It's a good thing this was the last game this year (barring a miracle meeting in the postseason) between these two teams (the Braves won the season series 5-4). There's bad blood between the clubs now, and perhaps it's best to let this sort of thing rest until 2008.

Carlos Zambrano, who had been sent back to Chicago to rest up for his start tomorrow, rather than have to fly back with the rest of the club and get in at 3 or 4 in the morning, must have been pretty amused watching all the histrionics on TV. Carlos -- you'd better be more than amused, because you're going to have to throw a complete game on Monday night, to give the bullpen some rest, since the Cubs' next off-day isn't till the 18th.

Before the game I took in the brand-new World of Coca-Cola in downtown Atlanta. This is a cool place and I'd highly recommend it. They have a ton of old Coke memorabilia, unlike many such exhibits, it's not reproductions, but real stuff from Coke ads dating back all the way to 1905. There's a Norman Rockwell painting (real also); you can also see old Coke TV ads dating back to the 40's, and some ads from other countries, some of which have never been seen here.

There are a couple of silly little film presentations on how a Coke is made and manufactured, mostly good for kids, and there's a huge room where you can taste-test 70 different Coke-owned beverages sold all over the world. It's a fun way to spend a couple of hours, and to realize how much Coca-Cola is probably the most recognized brand name on the entire planet.

Finally, I met up with Peter Greenman and his dad, longtime BCB readers, before the game -- a shout-out to you two; and also Miles, a longtime friend who works at Distant Replays, a store selling cool retro sports memorabilia located here in Atlanta -- if you're interested, click on their banner on the left sidebar.

And I also wound up sitting in front of a family of Cubs fans, originally from the Chicago area, now living in Charleston, South Carolina (hi to you -- you got a BCB card from me, and welcome!), whose nine-year-old son was attending his very first Cubs game. You might say, "Well -- this is the sort of indoctrination that all of us got into being a Cubs fan." But sitting in front of a wide-eyed boy looking at major league baseball for the first time, hearing his enthusiasm (and being impressed by his knowledge), reminds me, and I hope all of you, that as upset as we get with the play of our favorite team, as cynical as we can become at times, let us never forget how we first viewed the game we all love, through the eyes of a child.

A couple of photos to lighten up your mood:

Left: In the middle of every first inning, they put the "Injury Report" for both teams on the Jumbotron.
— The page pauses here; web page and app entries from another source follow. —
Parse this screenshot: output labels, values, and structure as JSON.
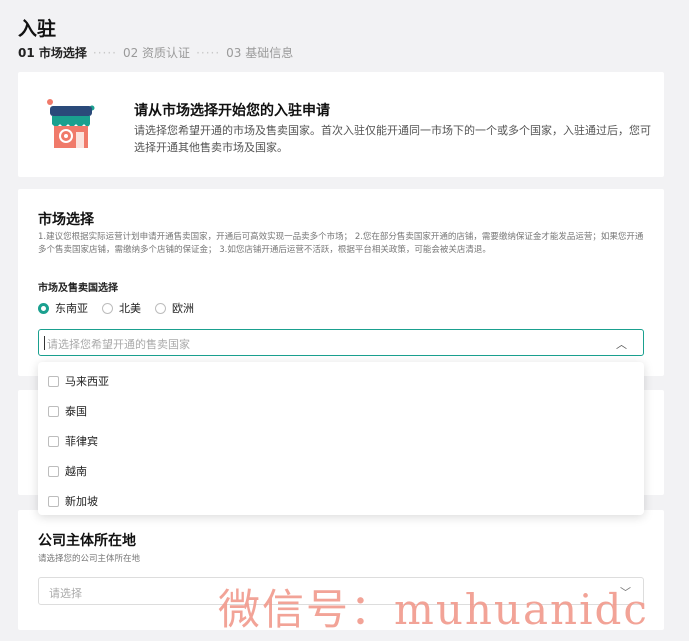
{
  "page": {
    "title": "入驻"
  },
  "steps": [
    {
      "label": "01 市场选择",
      "active": true
    },
    {
      "label": "02 资质认证",
      "active": false
    },
    {
      "label": "03 基础信息",
      "active": false
    }
  ],
  "steps_separator": "·····",
  "intro": {
    "icon": "shop-icon",
    "title": "请从市场选择开始您的入驻申请",
    "description": "请选择您希望开通的市场及售卖国家。首次入驻仅能开通同一市场下的一个或多个国家，入驻通过后，您可选择开通其他售卖市场及国家。"
  },
  "market": {
    "title": "市场选择",
    "description": "1.建议您根据实际运营计划申请开通售卖国家，开通后可高效实现一品卖多个市场； 2.您在部分售卖国家开通的店铺，需要缴纳保证金才能发品运营；如果您开通多个售卖国家店铺，需缴纳多个店铺的保证金； 3.如您店铺开通后运营不活跃，根据平台相关政策，可能会被关店清退。",
    "sub_label": "市场及售卖国选择",
    "regions": [
      {
        "label": "东南亚",
        "checked": true
      },
      {
        "label": "北美",
        "checked": false
      },
      {
        "label": "欧洲",
        "checked": false
      }
    ],
    "country_select": {
      "placeholder": "请选择您希望开通的售卖国家",
      "chevron": "chevron-up-icon"
    }
  },
  "country_options": [
    "马来西亚",
    "泰国",
    "菲律宾",
    "越南",
    "新加坡"
  ],
  "company": {
    "title": "公司主体所在地",
    "subtitle": "请选择您的公司主体所在地",
    "select_placeholder": "请选择"
  },
  "watermark": "微信号：muhuanidc",
  "colors": {
    "accent": "#1aa08f",
    "background": "#f2f2f4",
    "watermark": "#f19a8c"
  }
}
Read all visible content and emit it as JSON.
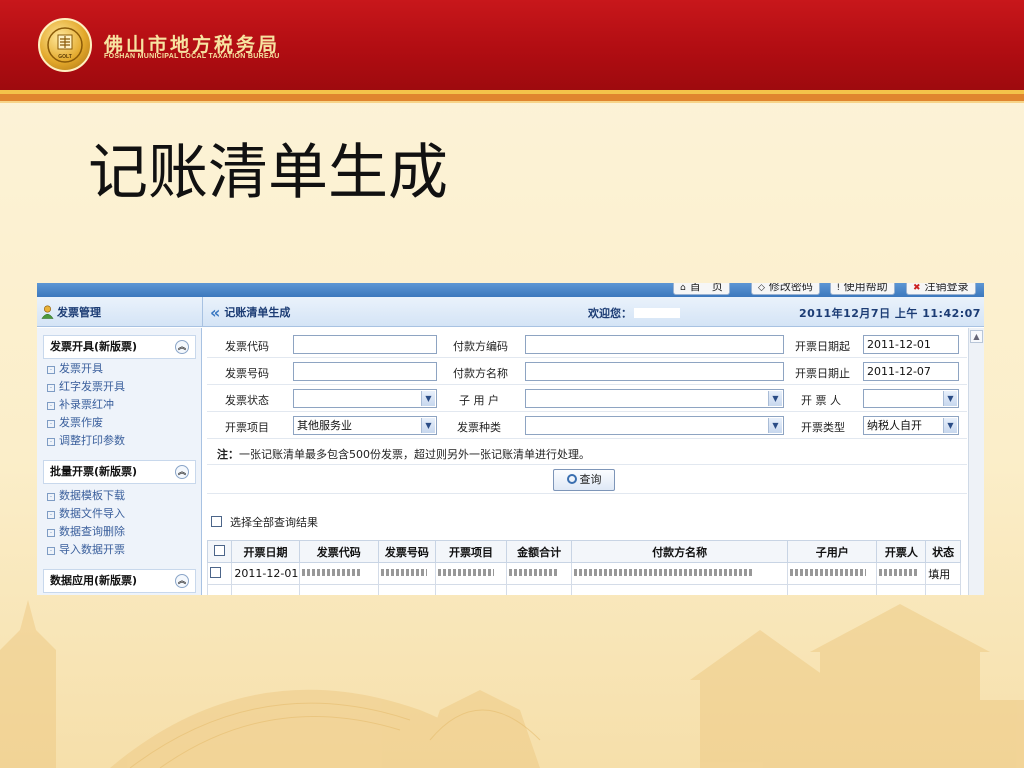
{
  "slide": {
    "org_name_cn": "佛山市地方税务局",
    "org_name_en": "FOSHAN MUNICIPAL LOCAL TAXATION BUREAU",
    "logo_text": "GOLT",
    "title": "记账清单生成"
  },
  "app": {
    "top_buttons": [
      {
        "label": "首　页",
        "icon": "home-icon"
      },
      {
        "label": "修改密码",
        "icon": "key-icon"
      },
      {
        "label": "使用帮助",
        "icon": "help-icon"
      },
      {
        "label": "注销登录",
        "icon": "logout-icon"
      }
    ],
    "header": {
      "module": "发票管理",
      "page": "记账清单生成",
      "welcome": "欢迎您：",
      "datetime": "2011年12月7日 上午 11:42:07"
    },
    "sidebar": {
      "sections": [
        {
          "title": "发票开具(新版票)",
          "items": [
            "发票开具",
            "红字发票开具",
            "补录票红冲",
            "发票作废",
            "调整打印参数"
          ]
        },
        {
          "title": "批量开票(新版票)",
          "items": [
            "数据模板下载",
            "数据文件导入",
            "数据查询删除",
            "导入数据开票"
          ]
        },
        {
          "title": "数据应用(新版票)",
          "items": []
        }
      ]
    },
    "form": {
      "labels": {
        "invoice_code": "发票代码",
        "payer_code": "付款方编码",
        "date_from": "开票日期起",
        "invoice_no": "发票号码",
        "payer_name": "付款方名称",
        "date_to": "开票日期止",
        "invoice_status": "发票状态",
        "sub_user": "子 用 户",
        "issuer": "开 票 人",
        "item": "开票项目",
        "invoice_kind": "发票种类",
        "invoice_type": "开票类型"
      },
      "values": {
        "invoice_code": "",
        "payer_code": "",
        "date_from": "2011-12-01",
        "invoice_no": "",
        "payer_name": "",
        "date_to": "2011-12-07",
        "invoice_status": "",
        "sub_user": "",
        "issuer": "",
        "item": "其他服务业",
        "invoice_kind": "",
        "invoice_type": "纳税人自开"
      },
      "note_prefix": "注：",
      "note_text": "一张记账清单最多包含500份发票，超过则另外一张记账清单进行处理。",
      "query_button": "查询"
    },
    "results": {
      "select_all": "选择全部查询结果",
      "columns": [
        "开票日期",
        "发票代码",
        "发票号码",
        "开票项目",
        "金额合计",
        "付款方名称",
        "子用户",
        "开票人",
        "状态"
      ],
      "rows": [
        {
          "date": "2011-12-01",
          "status": "填用"
        }
      ]
    }
  }
}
Note what it says is bothering Roberto Novoa. Right: Sean Gallagher carrying the pink backpack to the bullpen. (Photos by Al)